My favorite part about Henna Night—put on by the Muslim Student Association—had to be the Samosas. These fried pastries filled with onions and potatoes have an intense spicy kick to them. I might’ve eaten four. Other than just the delicious food, there was much to be learned at this year’s Henna Night, which was last Thursday, Nov. 14 in the Umbrella House.
There were multiple student Henna artists there giving students tattoos on their forearms and hands, with varying designs. Most people opted for traditional Indian styles, of which there were several example sheets. Other students choose their own designs for their tattoos, like a dream catcher or a diagram of a molecule.
Safiya Syed, Troy sophomore and the president of the MSA, and Laxmi Kotha, Troy junior and secretary of the MSA explained cultural significance of Henna and some of its uses.
The dye for a Henna tattoo is from the Henna plant and is created by mashing the plant into a paste, releasing the lawsone molecule that enables it to color skin. There are also many different names for Henna in different cultures, indicating that it had various points of origin.
“You can find Henna from India all the way to Africa, and there are different types of Henna, as well as specific designs for different cultures,” Kotha said.

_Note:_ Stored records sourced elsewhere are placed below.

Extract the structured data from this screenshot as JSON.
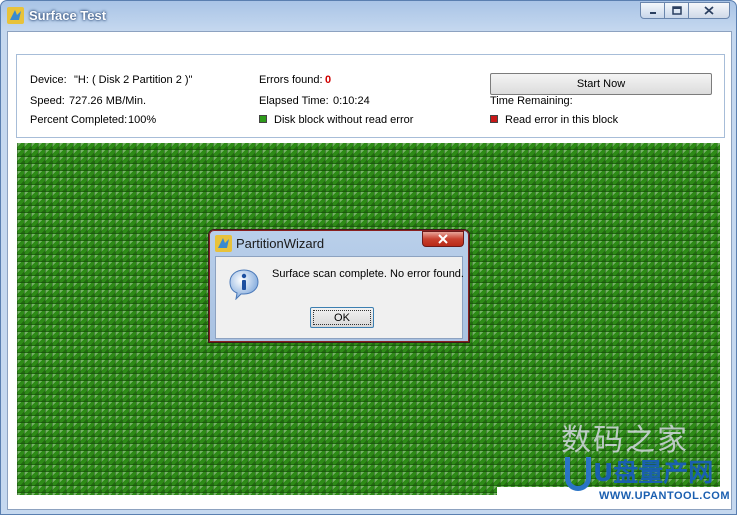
{
  "window": {
    "title": "Surface Test",
    "controls": {
      "minimize": "minimize-icon",
      "maximize": "maximize-icon",
      "close": "close-icon"
    }
  },
  "info": {
    "device_label": "Device:",
    "device_value": "\"H: ( Disk 2 Partition 2 )\"",
    "speed_label": "Speed:",
    "speed_value": "727.26 MB/Min.",
    "percent_label": "Percent Completed:",
    "percent_value": "100%",
    "errors_label": "Errors found:",
    "errors_value": "0",
    "elapsed_label": "Elapsed Time:",
    "elapsed_value": "0:10:24",
    "remaining_label": "Time Remaining:",
    "legend_ok": "Disk block without read error",
    "legend_err": "Read error in this block",
    "legend_ok_color": "#2e9b1a",
    "legend_err_color": "#c81818",
    "start_button": "Start Now"
  },
  "grid": {
    "block_color": "#2e8b17"
  },
  "dialog": {
    "title": "PartitionWizard",
    "message": "Surface scan complete. No error found.",
    "ok_label": "OK",
    "icon": "info-icon"
  },
  "watermark": {
    "line1": "数码之家",
    "line2": "U盘量产网",
    "url": "WWW.UPANTOOL.COM"
  }
}
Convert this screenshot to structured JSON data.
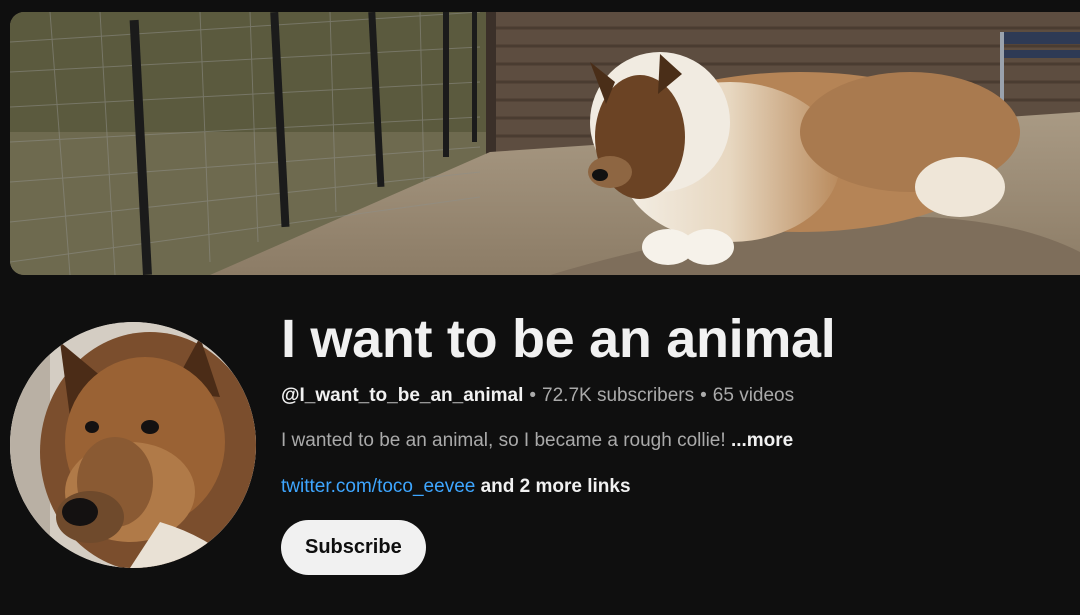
{
  "banner": {
    "image": "collie-costume-banner"
  },
  "avatar": {
    "image": "collie-costume-portrait"
  },
  "channel": {
    "title": "I want to be an animal",
    "handle": "@I_want_to_be_an_animal",
    "separator": "•",
    "subscribers": "72.7K subscribers",
    "videos": "65 videos",
    "description": "I wanted to be an animal, so I became a rough collie!",
    "more_label": "...more",
    "link": "twitter.com/toco_eevee",
    "more_links": "and 2 more links",
    "subscribe_label": "Subscribe"
  },
  "colors": {
    "background": "#0f0f0f",
    "text_primary": "#f1f1f1",
    "text_secondary": "#aaaaaa",
    "link": "#3ea6ff",
    "button_bg": "#f1f1f1"
  }
}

Henna is very closely tied with certain cultural events in India. Eid is a holiday celebrated in by Muslims worldwide that marks the end of Ramadan, the Islamic holy month of fasting. Henna is also closely associated with weddings.
“There’s what you would call a Henna party on one of the days of marriage,” Kotha said. “All the females in the wedding party get Henna. Traditionally, the bride would have more Henna than the rest of the wedding party—it would reach almost all the way up her arms.”
For brides, Henna is placed on the palms and back of the hands and the arms, as well as the feet.
“They say that new brides don’t have to work at the house until their Henna goes away, which could be a couple of weeks,” Syed said.
Henna is not just used for holidays and wedding anymore though, as Kotha points out.
“In America, girls can get dressed up if they’re bored,” Kotha said. “Well Henna can be used as a form of entertainment for girls. If they’re bored they can give each other tattoos.”
The art of Henna tattoos is very far reaching in Indian and other middle-eastern and African cultures that reach back into the Bronze Age. But Henna has been able to transcend the cultural barrier into popular American culture today and can now be enjoyed by people of all cultures and ethnicities.
Photo by Emily Miller